Benefits of Minimalism:

Cleaning becomes easier

We have to admit, a messy space is uncomfortable and creates anxiety. It also makes us feel sluggish and unproductive. The fact of the matter is, when you have accumulated superfluous things like your 20th decorative item, cleaning your space takes a ridiculous amount of effort. That’s why you focus so much better in a cafe or library, because there are no personal possessions to tug at your focus. There’s also less pressure and stress to clean when everything is orderly. Remember, the idea of minimalism is to create a haven that is focused on functionality and as simple as possible.

Spend Less

It’s a given when you buy fewer clothes, unnecessary makeup products and go out less, you would find more money on your hands. Spending less on things you don’t really need will increase your savings and result in financial freedom.

Aesthetic satisfaction

A space free of clutter immediately exudes a clean and pleasing aesthetic. You can make use of your existing items such as plants or books to amp up the look of your space. However, if you’re at your wits end in terms of designing, seek inspiration from Pinterest, especially Scandinavian design which features functional beauty with white walls and simple lines.

You’ll Focus Better

According to Peter Walsh (Australian-American organiser), clearing the clutter in your physical space will go a long way toward clearing the clutter in your mind and relationships. Many people find that focusing on a task is easier when their vision is less distracted by the mess in the room or living area. There’s also a sense of mental clarity and relief when you’ve organised your closet or gone through the junk drawer in your kitchen (no judgement, we all have that one mess of a drawer).

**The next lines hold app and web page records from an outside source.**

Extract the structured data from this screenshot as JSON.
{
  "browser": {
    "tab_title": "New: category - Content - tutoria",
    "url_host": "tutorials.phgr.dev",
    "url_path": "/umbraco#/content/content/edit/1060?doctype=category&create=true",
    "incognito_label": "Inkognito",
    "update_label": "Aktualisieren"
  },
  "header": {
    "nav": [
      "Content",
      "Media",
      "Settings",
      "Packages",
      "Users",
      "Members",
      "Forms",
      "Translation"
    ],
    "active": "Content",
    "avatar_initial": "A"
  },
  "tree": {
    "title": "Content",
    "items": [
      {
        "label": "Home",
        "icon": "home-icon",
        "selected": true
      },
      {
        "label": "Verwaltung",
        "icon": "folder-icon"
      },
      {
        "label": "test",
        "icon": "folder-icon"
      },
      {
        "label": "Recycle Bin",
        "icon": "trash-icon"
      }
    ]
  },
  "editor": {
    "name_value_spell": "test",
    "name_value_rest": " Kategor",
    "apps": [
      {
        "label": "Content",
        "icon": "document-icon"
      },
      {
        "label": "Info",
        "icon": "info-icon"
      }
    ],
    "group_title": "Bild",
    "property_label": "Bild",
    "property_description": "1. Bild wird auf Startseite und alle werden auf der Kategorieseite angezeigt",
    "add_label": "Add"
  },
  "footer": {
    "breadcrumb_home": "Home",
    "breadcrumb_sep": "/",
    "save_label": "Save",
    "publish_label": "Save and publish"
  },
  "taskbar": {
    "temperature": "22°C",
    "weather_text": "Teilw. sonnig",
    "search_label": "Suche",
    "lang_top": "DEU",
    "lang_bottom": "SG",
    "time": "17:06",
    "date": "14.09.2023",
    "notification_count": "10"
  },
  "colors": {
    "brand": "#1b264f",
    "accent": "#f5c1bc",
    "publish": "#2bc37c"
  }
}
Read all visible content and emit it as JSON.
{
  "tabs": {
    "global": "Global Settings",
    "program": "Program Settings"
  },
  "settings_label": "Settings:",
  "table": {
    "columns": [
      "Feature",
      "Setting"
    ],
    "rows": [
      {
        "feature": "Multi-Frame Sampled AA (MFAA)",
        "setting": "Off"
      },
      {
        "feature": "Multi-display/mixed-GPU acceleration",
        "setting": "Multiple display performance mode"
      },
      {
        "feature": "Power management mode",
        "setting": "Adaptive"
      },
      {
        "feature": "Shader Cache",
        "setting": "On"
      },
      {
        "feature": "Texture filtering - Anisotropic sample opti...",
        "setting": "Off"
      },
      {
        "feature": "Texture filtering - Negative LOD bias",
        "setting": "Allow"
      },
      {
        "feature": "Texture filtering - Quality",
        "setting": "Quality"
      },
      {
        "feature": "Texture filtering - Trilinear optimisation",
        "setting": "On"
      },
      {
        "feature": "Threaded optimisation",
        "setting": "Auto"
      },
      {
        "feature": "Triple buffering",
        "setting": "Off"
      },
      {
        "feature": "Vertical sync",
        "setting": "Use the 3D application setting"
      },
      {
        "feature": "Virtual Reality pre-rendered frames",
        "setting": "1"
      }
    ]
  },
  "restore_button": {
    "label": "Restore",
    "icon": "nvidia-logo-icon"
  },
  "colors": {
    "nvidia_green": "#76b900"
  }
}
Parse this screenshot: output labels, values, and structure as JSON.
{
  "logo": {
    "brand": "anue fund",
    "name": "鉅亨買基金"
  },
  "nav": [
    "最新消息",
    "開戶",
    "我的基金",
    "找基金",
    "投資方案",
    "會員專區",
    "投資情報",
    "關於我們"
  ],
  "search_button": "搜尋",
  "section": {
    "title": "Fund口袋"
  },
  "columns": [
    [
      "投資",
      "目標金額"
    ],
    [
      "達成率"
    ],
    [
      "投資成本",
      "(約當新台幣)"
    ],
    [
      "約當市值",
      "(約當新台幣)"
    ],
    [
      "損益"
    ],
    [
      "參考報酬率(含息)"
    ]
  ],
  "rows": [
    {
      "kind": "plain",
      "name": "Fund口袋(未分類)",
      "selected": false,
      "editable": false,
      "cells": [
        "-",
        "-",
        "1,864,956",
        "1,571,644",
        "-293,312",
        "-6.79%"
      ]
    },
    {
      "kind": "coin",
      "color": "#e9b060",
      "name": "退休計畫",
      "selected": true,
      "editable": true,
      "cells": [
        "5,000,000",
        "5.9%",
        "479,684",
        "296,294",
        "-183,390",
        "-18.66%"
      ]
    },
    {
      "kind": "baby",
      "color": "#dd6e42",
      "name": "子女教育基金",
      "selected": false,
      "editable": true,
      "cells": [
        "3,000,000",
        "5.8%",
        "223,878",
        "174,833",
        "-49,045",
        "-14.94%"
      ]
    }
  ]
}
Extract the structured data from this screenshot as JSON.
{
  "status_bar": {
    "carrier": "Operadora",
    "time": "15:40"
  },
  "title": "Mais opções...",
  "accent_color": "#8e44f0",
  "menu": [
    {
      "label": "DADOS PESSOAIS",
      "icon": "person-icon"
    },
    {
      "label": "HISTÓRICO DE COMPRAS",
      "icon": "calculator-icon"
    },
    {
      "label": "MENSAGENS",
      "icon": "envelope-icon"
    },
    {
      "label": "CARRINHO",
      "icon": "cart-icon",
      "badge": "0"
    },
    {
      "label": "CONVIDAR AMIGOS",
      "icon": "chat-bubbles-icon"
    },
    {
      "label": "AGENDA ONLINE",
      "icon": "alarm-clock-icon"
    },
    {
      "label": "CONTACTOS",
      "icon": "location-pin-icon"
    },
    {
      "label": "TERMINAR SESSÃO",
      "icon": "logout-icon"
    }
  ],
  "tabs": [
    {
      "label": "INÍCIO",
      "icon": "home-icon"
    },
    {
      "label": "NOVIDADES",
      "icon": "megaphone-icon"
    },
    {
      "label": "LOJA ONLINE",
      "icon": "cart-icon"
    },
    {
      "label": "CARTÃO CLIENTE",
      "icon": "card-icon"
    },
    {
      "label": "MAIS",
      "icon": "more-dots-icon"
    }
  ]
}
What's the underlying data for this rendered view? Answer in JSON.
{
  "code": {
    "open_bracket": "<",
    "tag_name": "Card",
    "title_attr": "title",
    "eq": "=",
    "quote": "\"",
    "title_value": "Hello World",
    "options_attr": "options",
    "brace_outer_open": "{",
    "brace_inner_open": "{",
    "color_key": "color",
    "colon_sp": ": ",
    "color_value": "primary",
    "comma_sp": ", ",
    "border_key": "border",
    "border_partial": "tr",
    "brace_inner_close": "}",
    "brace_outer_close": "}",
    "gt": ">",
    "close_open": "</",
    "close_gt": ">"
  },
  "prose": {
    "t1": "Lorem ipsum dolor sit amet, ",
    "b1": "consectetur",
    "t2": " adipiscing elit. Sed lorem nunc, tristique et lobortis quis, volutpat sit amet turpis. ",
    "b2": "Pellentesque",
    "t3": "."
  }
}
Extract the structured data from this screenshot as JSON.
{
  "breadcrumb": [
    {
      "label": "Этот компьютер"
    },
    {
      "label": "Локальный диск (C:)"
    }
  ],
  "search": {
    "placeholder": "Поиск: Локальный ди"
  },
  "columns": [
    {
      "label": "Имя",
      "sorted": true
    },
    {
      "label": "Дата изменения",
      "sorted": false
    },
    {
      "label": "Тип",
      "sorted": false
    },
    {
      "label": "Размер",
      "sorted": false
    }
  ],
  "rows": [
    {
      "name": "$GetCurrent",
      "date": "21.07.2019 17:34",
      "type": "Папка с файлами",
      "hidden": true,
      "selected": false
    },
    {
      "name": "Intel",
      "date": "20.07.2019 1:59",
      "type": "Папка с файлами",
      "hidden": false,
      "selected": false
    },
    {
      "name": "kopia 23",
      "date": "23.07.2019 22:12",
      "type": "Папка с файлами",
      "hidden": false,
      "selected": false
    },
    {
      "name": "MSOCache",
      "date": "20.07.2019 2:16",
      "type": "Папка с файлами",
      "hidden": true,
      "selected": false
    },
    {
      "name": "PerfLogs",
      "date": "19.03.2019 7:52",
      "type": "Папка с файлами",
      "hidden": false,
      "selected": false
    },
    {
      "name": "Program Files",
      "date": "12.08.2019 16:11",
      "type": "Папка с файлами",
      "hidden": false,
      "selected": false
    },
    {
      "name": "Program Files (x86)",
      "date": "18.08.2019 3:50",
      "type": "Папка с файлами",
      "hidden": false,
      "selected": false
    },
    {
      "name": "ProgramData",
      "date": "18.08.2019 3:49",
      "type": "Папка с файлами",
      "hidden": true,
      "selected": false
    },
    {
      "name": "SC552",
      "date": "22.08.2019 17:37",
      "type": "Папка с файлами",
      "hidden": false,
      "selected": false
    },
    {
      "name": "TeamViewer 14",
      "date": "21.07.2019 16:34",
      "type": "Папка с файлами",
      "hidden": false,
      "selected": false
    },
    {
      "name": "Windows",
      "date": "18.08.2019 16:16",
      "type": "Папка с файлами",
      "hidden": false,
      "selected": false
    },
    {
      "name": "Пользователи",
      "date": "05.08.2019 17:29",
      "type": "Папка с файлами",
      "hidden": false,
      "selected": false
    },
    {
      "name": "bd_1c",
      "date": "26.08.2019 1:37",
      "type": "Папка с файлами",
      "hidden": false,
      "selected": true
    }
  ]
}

If you take a moment to truly look around your home and evaluate the number of possessions you have, it could be shocking. They are ascribed to impulse purchases, impressing people and retail therapy. “We buy things we don’t need with money we don’t have to impress people we don’t like,” said Dave Ramsey, financial advisor and New York Times bestselling author. 

Besides material possessions, clutter exists in aspects such as our undertakings — overcommitting to work or events because you can’t say no or are afraid to disappoint someone. Look inwardly and ask yourself whether the things you have committed to are imperative. If it isn’t, start scaling back. Imagine the relief and freedom you would experience when you finally let it go.